** Opening Data supplied block **

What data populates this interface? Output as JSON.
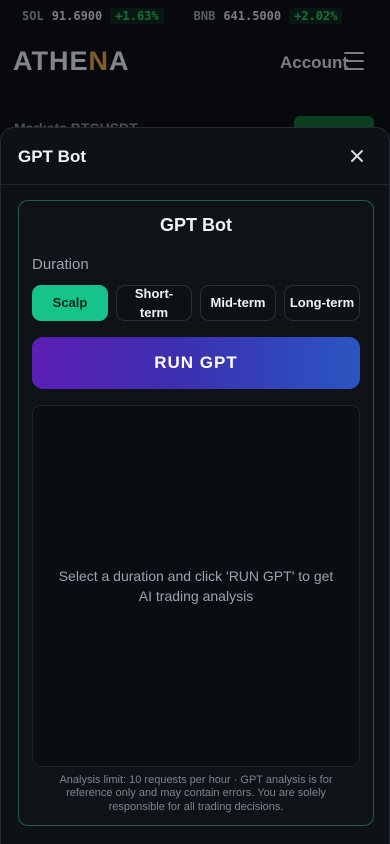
{
  "ticker": [
    {
      "symbol": "SOL",
      "price": "91.6900",
      "change": "+1.63%"
    },
    {
      "symbol": "BNB",
      "price": "641.5000",
      "change": "+2.02%"
    }
  ],
  "header": {
    "logo_prefix": "ATHE",
    "logo_accent": "N",
    "logo_suffix": "A",
    "account_label": "Account"
  },
  "background_row": {
    "text": "Markets BTCUSDT"
  },
  "modal": {
    "title": "GPT Bot",
    "card_title": "GPT Bot",
    "duration_label": "Duration",
    "durations": [
      {
        "label": "Scalp",
        "active": true
      },
      {
        "label": "Short-term",
        "active": false
      },
      {
        "label": "Mid-term",
        "active": false
      },
      {
        "label": "Long-term",
        "active": false
      }
    ],
    "run_label": "RUN GPT",
    "result_placeholder": "Select a duration and click 'RUN GPT' to get AI trading analysis",
    "disclaimer": "Analysis limit: 10 requests per hour · GPT analysis is for reference only and may contain errors. You are solely responsible for all trading decisions."
  },
  "colors": {
    "accent_green": "#16c38a",
    "run_gradient_start": "#5b1fb4",
    "run_gradient_end": "#2a56c2",
    "logo_accent": "#e0a23b"
  }
}
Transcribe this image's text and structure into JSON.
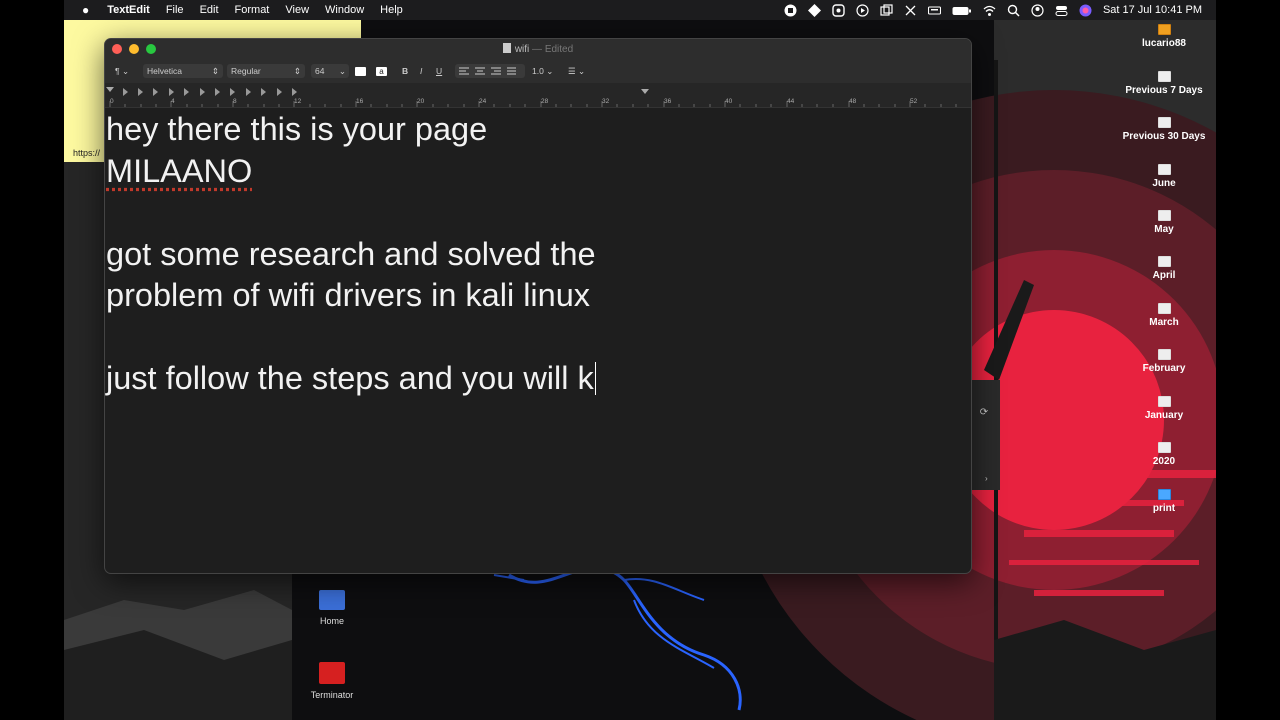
{
  "menubar": {
    "app_name": "TextEdit",
    "items": [
      "File",
      "Edit",
      "Format",
      "View",
      "Window",
      "Help"
    ],
    "clock": "Sat 17 Jul  10:41 PM"
  },
  "sticky": {
    "url": "https://"
  },
  "desktop_items": [
    {
      "label": "lucario88",
      "icon": "drive-icon"
    },
    {
      "label": "Previous 7 Days",
      "icon": "smart-folder-icon"
    },
    {
      "label": "Previous 30 Days",
      "icon": "smart-folder-icon"
    },
    {
      "label": "June",
      "icon": "folder-icon"
    },
    {
      "label": "May",
      "icon": "folder-icon"
    },
    {
      "label": "April",
      "icon": "folder-icon"
    },
    {
      "label": "March",
      "icon": "folder-icon"
    },
    {
      "label": "February",
      "icon": "folder-icon"
    },
    {
      "label": "January",
      "icon": "folder-icon"
    },
    {
      "label": "2020",
      "icon": "folder-icon"
    },
    {
      "label": "print",
      "icon": "folder-icon"
    }
  ],
  "kali_icons": [
    {
      "label": "Home",
      "icon": "home-folder-icon"
    },
    {
      "label": "Terminator",
      "icon": "terminal-icon"
    }
  ],
  "window": {
    "title": "wifi",
    "status": "Edited",
    "toolbar": {
      "paragraph_style": "¶",
      "font_family": "Helvetica",
      "font_style": "Regular",
      "font_size": "64",
      "text_color_glyph": "a",
      "bold": "B",
      "italic": "I",
      "underline": "U",
      "line_spacing": "1.0"
    },
    "ruler_labels": [
      "0",
      "4",
      "8",
      "12",
      "16",
      "20",
      "24",
      "28",
      "32",
      "36",
      "40",
      "44",
      "48",
      "52"
    ],
    "document_lines": [
      "hey there this is your page",
      "MILAANO",
      "",
      "got some research and solved the",
      "problem of wifi drivers in kali linux",
      "",
      "just follow the steps and you will k"
    ]
  },
  "colors": {
    "sticky": "#fdf9a0",
    "window_bg": "#1e1e1e",
    "accent_red": "#e8223f",
    "kali_blue": "#2a64ff"
  }
}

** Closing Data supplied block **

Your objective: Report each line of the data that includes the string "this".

Answer area:
What data populates this interface? Output as JSON.
Transcribe this image's text and structure into JSON.
      "hey there this is your page",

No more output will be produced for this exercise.